### The problem:
Tally the lines below that contain the word "title". Only the total should be given.
---*---
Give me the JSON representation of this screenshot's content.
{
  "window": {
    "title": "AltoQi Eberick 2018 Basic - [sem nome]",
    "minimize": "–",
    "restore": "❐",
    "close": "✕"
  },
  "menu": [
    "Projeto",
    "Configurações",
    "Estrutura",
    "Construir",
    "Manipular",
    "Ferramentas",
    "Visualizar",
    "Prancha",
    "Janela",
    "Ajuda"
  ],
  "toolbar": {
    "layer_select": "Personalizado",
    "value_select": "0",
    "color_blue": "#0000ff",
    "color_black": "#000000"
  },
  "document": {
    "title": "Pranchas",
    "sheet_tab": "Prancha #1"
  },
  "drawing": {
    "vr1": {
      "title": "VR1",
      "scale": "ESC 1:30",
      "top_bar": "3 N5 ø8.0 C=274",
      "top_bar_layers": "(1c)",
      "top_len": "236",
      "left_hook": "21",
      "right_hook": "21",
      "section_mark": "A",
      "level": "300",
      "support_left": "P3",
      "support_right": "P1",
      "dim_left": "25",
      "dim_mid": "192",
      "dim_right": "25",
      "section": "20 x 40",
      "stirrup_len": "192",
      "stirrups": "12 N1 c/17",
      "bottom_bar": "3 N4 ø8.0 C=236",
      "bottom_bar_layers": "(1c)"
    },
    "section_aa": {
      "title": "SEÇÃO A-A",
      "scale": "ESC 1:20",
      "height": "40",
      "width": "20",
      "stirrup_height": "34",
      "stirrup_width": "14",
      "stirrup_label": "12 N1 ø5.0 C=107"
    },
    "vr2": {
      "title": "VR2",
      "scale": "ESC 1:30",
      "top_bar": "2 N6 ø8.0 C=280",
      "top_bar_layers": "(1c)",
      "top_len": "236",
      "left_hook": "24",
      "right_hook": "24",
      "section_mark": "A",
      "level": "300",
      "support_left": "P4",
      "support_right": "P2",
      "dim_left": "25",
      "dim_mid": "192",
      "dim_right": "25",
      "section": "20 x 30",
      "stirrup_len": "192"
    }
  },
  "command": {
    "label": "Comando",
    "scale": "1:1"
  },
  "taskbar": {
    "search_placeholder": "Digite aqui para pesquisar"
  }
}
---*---
### The answer:
5